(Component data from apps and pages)
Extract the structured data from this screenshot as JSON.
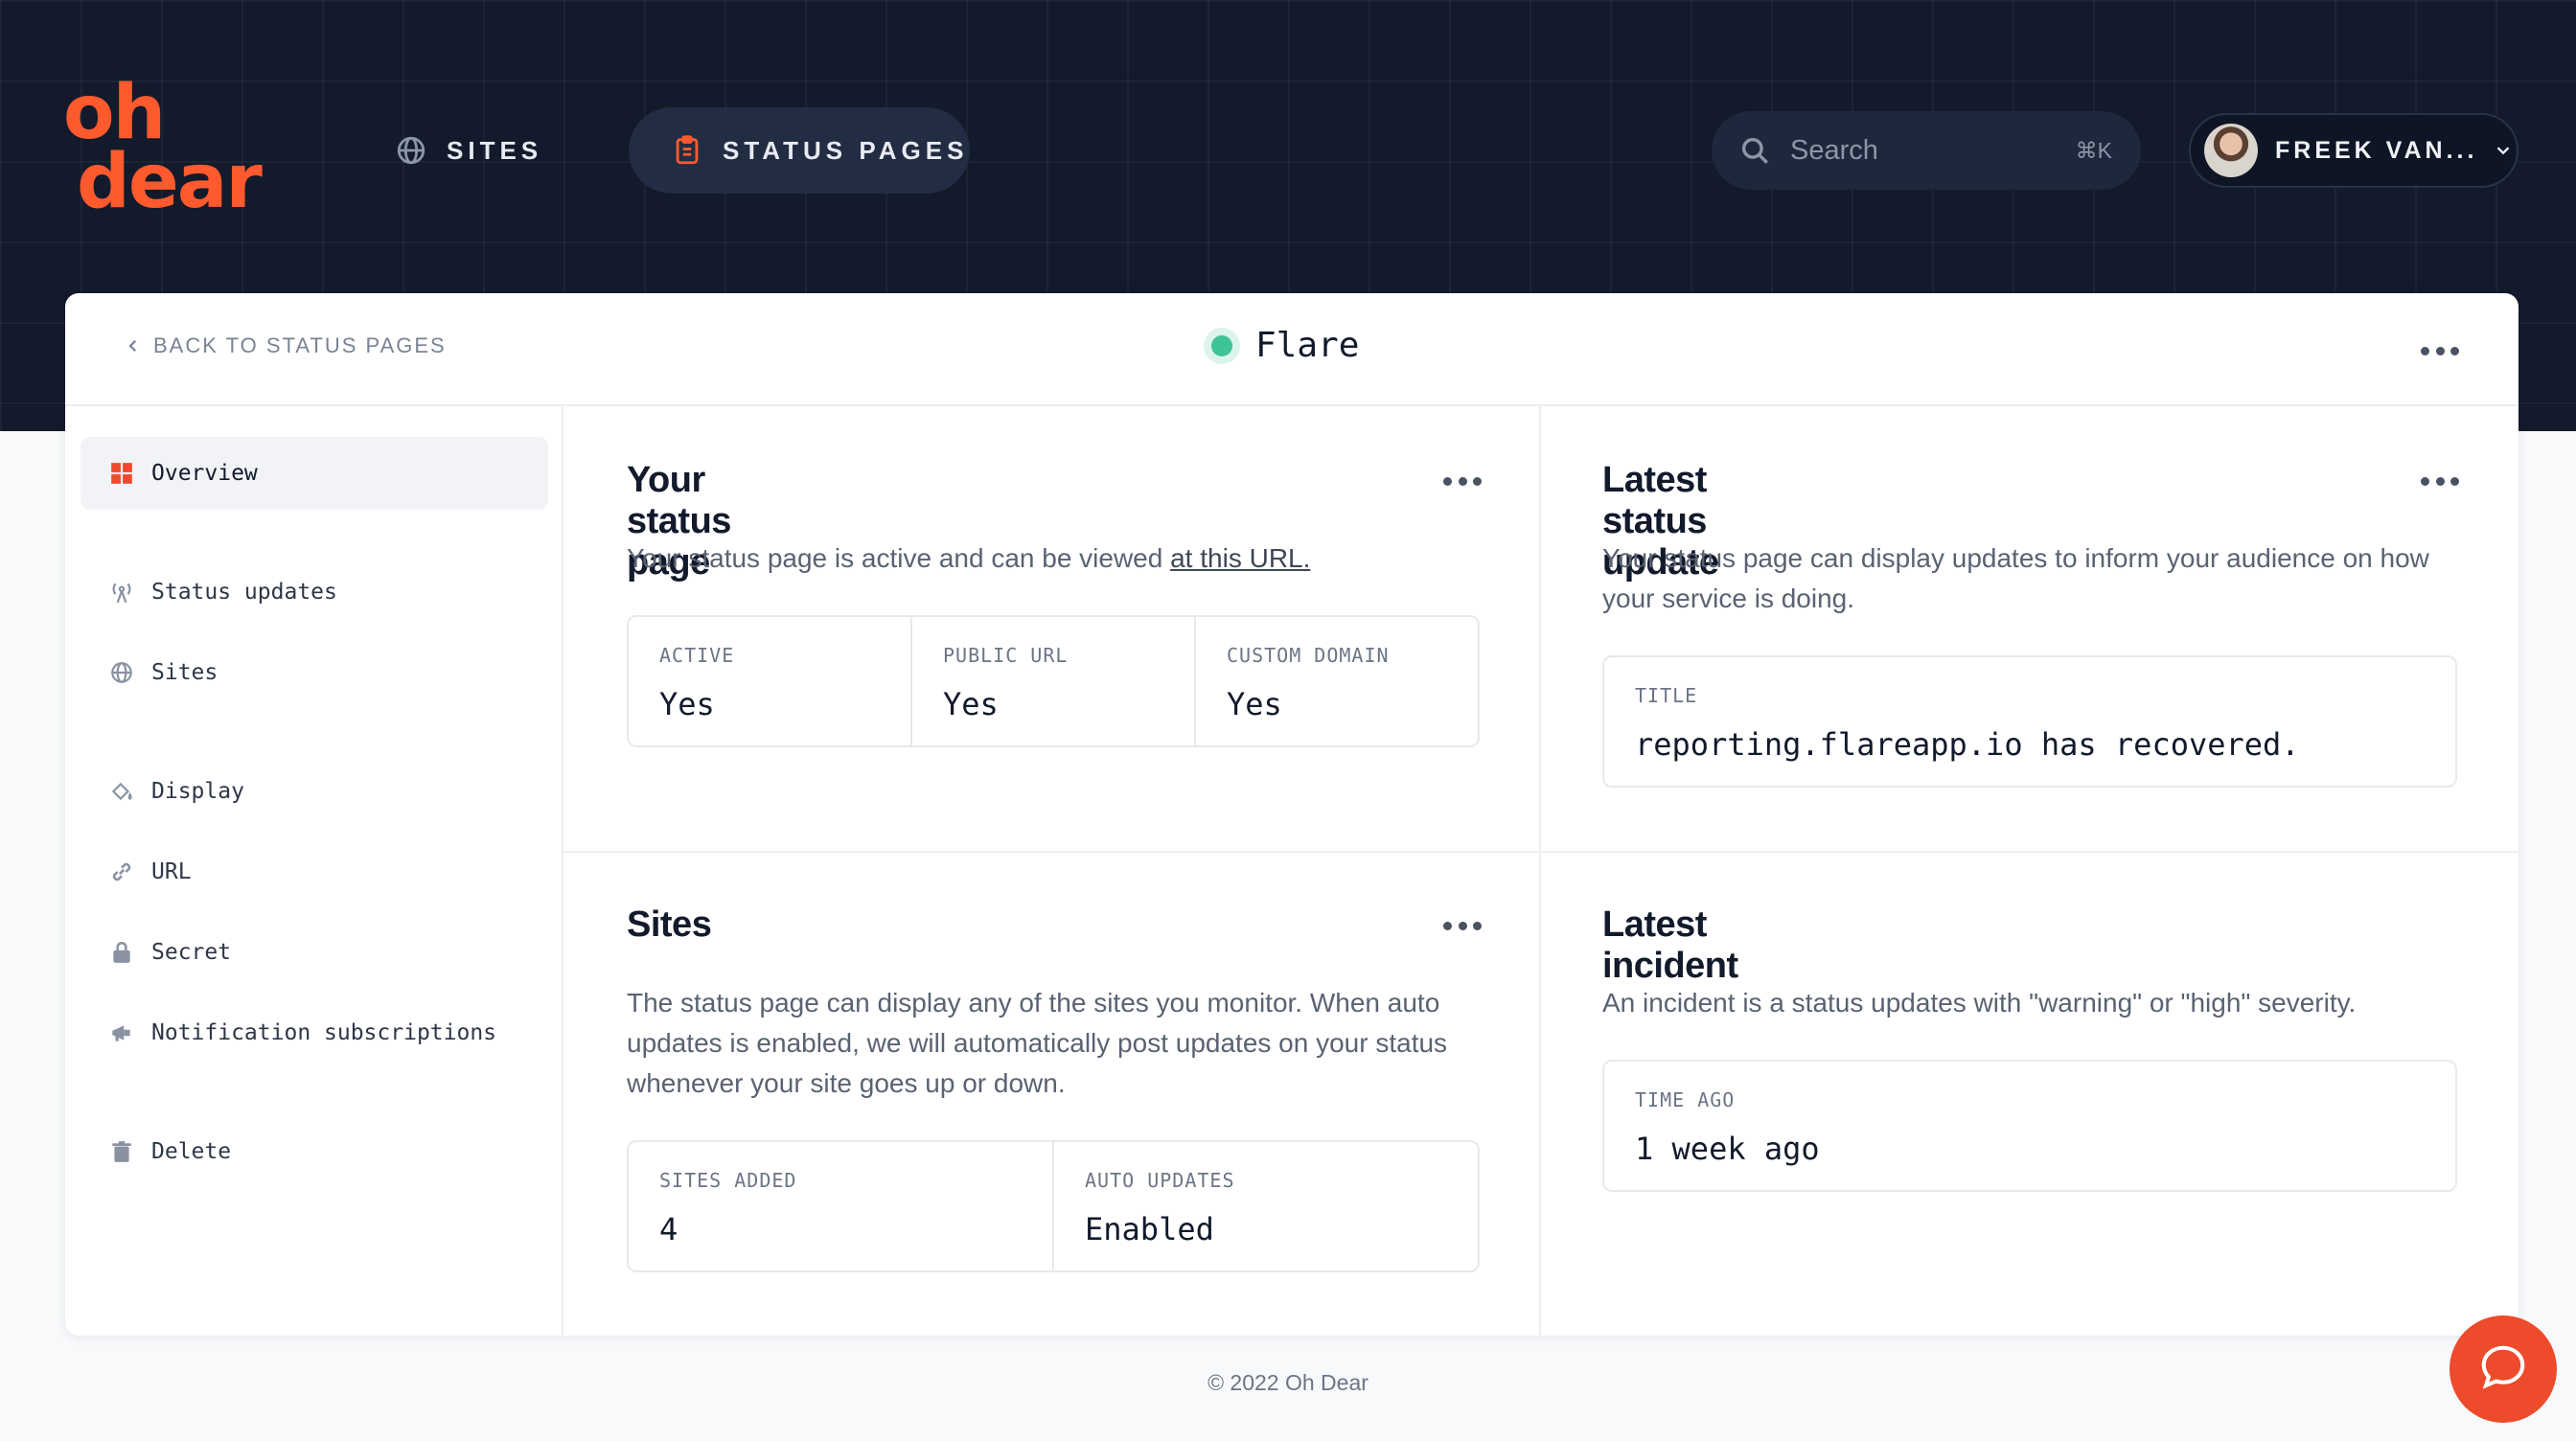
{
  "brand": {
    "line1": "oh",
    "line2": "dear",
    "color": "#ff5a2e"
  },
  "nav": {
    "sites": "SITES",
    "status_pages": "STATUS PAGES"
  },
  "search": {
    "placeholder": "Search",
    "shortcut": "⌘K"
  },
  "user": {
    "name": "FREEK VAN..."
  },
  "header": {
    "back_label": "BACK TO STATUS PAGES",
    "title": "Flare",
    "status_color": "#3ec394"
  },
  "sidebar": {
    "items": [
      {
        "label": "Overview",
        "icon": "grid-icon"
      },
      {
        "label": "Status updates",
        "icon": "broadcast-icon"
      },
      {
        "label": "Sites",
        "icon": "globe-icon"
      },
      {
        "label": "Display",
        "icon": "paint-bucket-icon"
      },
      {
        "label": "URL",
        "icon": "link-icon"
      },
      {
        "label": "Secret",
        "icon": "lock-icon"
      },
      {
        "label": "Notification subscriptions",
        "icon": "megaphone-icon"
      },
      {
        "label": "Delete",
        "icon": "trash-icon"
      }
    ]
  },
  "status_page": {
    "title": "Your status page",
    "desc_prefix": "Your status page is active and can be viewed ",
    "desc_link": "at this URL.",
    "stats": [
      {
        "label": "ACTIVE",
        "value": "Yes"
      },
      {
        "label": "PUBLIC URL",
        "value": "Yes"
      },
      {
        "label": "CUSTOM DOMAIN",
        "value": "Yes"
      }
    ]
  },
  "latest_update": {
    "title": "Latest status update",
    "desc": "Your status page can display updates to inform your audience on how your service is doing.",
    "stat_label": "TITLE",
    "stat_value": "reporting.flareapp.io has recovered."
  },
  "sites": {
    "title": "Sites",
    "desc": "The status page can display any of the sites you monitor. When auto updates is enabled, we will automatically post updates on your status whenever your site goes up or down.",
    "stats": [
      {
        "label": "SITES ADDED",
        "value": "4"
      },
      {
        "label": "AUTO UPDATES",
        "value": "Enabled"
      }
    ]
  },
  "latest_incident": {
    "title": "Latest incident",
    "desc": "An incident is a status updates with \"warning\" or \"high\" severity.",
    "stat_label": "TIME AGO",
    "stat_value": "1 week ago"
  },
  "footer": {
    "text": "© 2022 Oh Dear"
  }
}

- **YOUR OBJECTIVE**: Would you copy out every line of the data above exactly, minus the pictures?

- **WRITTEN ANSWER**:
Extract the structured data from this screenshot as JSON.
{
  "brand": {
    "line1": "oh",
    "line2": "dear",
    "color": "#ff5a2e"
  },
  "nav": {
    "sites": "SITES",
    "status_pages": "STATUS PAGES"
  },
  "search": {
    "placeholder": "Search",
    "shortcut": "⌘K"
  },
  "user": {
    "name": "FREEK VAN..."
  },
  "header": {
    "back_label": "BACK TO STATUS PAGES",
    "title": "Flare",
    "status_color": "#3ec394"
  },
  "sidebar": {
    "items": [
      {
        "label": "Overview",
        "icon": "grid-icon"
      },
      {
        "label": "Status updates",
        "icon": "broadcast-icon"
      },
      {
        "label": "Sites",
        "icon": "globe-icon"
      },
      {
        "label": "Display",
        "icon": "paint-bucket-icon"
      },
      {
        "label": "URL",
        "icon": "link-icon"
      },
      {
        "label": "Secret",
        "icon": "lock-icon"
      },
      {
        "label": "Notification subscriptions",
        "icon": "megaphone-icon"
      },
      {
        "label": "Delete",
        "icon": "trash-icon"
      }
    ]
  },
  "status_page": {
    "title": "Your status page",
    "desc_prefix": "Your status page is active and can be viewed ",
    "desc_link": "at this URL.",
    "stats": [
      {
        "label": "ACTIVE",
        "value": "Yes"
      },
      {
        "label": "PUBLIC URL",
        "value": "Yes"
      },
      {
        "label": "CUSTOM DOMAIN",
        "value": "Yes"
      }
    ]
  },
  "latest_update": {
    "title": "Latest status update",
    "desc": "Your status page can display updates to inform your audience on how your service is doing.",
    "stat_label": "TITLE",
    "stat_value": "reporting.flareapp.io has recovered."
  },
  "sites": {
    "title": "Sites",
    "desc": "The status page can display any of the sites you monitor. When auto updates is enabled, we will automatically post updates on your status whenever your site goes up or down.",
    "stats": [
      {
        "label": "SITES ADDED",
        "value": "4"
      },
      {
        "label": "AUTO UPDATES",
        "value": "Enabled"
      }
    ]
  },
  "latest_incident": {
    "title": "Latest incident",
    "desc": "An incident is a status updates with \"warning\" or \"high\" severity.",
    "stat_label": "TIME AGO",
    "stat_value": "1 week ago"
  },
  "footer": {
    "text": "© 2022 Oh Dear"
  }
}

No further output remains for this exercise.